The “science of reading” movement is making the exact same mistake—damning “balanced literacy” (BL) as an instructional failure by misrepresenting BL and demonizing “three cueing” (see the second consequence HERE, bias error 3 HERE, and error 2 HERE).
Here is a point of logic and history to understand why blaming poor reading achievement on BL and three cueing: Over the past 80 years, reading achievement has never been sufficient despite dozens of different dominant instructional practices (and we must acknowledge also that at no period in history or today is instructional practice monolithic or that teachers in their classrooms are practicing what is officially designated as their practice).
In short, no instructional practice is the cause of low student achievement and no instructional practice is a silver-bullet solution.
Therefore, does instruction matter?
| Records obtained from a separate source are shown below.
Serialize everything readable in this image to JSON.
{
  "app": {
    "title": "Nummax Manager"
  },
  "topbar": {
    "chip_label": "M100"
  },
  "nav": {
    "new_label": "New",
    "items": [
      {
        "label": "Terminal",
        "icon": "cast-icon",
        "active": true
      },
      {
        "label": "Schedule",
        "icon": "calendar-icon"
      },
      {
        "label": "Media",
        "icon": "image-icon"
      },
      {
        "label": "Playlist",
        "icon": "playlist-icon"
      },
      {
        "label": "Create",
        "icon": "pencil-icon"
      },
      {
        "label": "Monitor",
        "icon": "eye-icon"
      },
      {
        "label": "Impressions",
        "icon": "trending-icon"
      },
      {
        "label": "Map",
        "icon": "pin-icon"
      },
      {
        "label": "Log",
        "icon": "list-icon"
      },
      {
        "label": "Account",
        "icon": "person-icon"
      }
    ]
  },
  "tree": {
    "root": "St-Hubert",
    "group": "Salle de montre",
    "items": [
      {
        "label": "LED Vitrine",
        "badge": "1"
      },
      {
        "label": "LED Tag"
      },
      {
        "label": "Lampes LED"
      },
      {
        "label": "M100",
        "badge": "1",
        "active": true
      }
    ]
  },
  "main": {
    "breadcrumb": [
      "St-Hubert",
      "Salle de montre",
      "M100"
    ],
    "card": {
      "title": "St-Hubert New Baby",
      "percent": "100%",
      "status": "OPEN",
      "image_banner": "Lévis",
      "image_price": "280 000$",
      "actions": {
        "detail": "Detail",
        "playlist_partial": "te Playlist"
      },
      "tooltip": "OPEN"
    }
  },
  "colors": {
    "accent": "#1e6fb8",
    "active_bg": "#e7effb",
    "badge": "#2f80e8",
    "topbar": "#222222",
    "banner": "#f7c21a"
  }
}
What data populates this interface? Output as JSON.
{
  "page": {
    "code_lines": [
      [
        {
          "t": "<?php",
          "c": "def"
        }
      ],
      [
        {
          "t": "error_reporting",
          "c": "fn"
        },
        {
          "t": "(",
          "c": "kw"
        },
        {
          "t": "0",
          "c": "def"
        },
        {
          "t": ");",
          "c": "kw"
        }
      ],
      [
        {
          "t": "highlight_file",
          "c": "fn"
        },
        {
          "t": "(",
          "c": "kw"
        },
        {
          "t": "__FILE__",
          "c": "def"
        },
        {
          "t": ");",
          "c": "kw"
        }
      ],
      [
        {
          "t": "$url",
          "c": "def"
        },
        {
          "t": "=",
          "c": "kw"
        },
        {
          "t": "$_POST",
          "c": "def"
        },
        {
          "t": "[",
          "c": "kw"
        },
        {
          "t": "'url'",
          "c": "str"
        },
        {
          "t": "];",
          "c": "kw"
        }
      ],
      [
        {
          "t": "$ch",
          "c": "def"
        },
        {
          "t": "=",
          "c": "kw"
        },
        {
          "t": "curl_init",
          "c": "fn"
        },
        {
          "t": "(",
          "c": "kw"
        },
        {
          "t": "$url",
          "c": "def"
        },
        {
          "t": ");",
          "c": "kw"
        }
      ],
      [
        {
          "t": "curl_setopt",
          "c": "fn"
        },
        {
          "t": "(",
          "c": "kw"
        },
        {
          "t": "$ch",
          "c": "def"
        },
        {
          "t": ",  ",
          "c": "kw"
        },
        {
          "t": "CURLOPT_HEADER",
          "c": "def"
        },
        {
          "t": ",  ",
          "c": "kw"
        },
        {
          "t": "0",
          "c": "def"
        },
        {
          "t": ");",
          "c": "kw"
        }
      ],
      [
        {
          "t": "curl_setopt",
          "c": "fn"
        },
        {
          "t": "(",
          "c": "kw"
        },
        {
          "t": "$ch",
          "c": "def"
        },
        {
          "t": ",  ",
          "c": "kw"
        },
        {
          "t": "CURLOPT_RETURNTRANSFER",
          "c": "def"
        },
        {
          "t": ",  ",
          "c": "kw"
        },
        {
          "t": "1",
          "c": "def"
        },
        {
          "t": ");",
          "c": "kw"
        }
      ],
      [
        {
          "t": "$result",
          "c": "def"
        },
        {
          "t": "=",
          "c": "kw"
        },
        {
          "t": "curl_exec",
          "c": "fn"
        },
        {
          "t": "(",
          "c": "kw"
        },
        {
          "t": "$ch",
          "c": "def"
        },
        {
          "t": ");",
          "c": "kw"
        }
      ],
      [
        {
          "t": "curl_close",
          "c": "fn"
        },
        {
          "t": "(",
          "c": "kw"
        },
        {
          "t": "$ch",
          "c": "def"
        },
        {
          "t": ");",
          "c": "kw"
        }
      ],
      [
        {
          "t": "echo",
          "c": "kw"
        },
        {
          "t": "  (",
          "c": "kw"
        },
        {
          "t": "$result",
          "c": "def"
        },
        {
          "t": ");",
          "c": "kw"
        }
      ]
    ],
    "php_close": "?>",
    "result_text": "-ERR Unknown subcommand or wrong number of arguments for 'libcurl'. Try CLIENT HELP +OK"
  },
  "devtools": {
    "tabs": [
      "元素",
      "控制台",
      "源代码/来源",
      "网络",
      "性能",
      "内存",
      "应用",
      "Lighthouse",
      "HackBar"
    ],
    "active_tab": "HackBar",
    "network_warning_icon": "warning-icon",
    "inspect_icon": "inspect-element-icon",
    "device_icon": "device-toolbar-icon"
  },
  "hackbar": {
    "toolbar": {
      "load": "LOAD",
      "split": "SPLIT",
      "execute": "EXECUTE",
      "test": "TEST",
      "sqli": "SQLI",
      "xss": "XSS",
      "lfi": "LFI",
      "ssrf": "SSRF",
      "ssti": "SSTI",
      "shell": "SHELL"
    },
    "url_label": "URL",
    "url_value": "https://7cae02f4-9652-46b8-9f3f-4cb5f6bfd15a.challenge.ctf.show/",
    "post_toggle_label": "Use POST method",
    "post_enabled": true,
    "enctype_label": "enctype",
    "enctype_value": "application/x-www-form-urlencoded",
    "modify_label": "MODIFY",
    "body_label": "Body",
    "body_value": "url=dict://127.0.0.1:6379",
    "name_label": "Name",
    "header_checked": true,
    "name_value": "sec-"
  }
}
No, if that means hyper-focusing on singular instructional templates for blame or solutions.
But of course, yes, if we mean what Dewey and LaBrant argued—which is an ongoing and complicated matrix of practices that have cumulative impact over long periods of time and in chaotic and unpredictable ways.
From PBL to three cueing—no instructional practice is inherently right or wrong; the key is whether or not teachers base instructional practices on demonstrated student need and whether or not teachers have the background, resources, teaching and learning conditions, and autonomy to make the right instructional decisions.
Finally, hyper-focusing on instruction also contributes to the corrosive impact of marketing in education, an unproductive cycle of fadism and boondoggles.
In the end, we are trapped in a reform paradigm that is never going to work because hyper-focusing on instruction while ignoring larger and more impactful elements in the teaching/learning dynamic (out-of-school factors, teaching and learning conditions, etc.) creates a situation in which all instruction will appear to be failing.
Reforming, banning, and mandating instruction, then, is fool’s gold unless we first address societal/community and school inequities.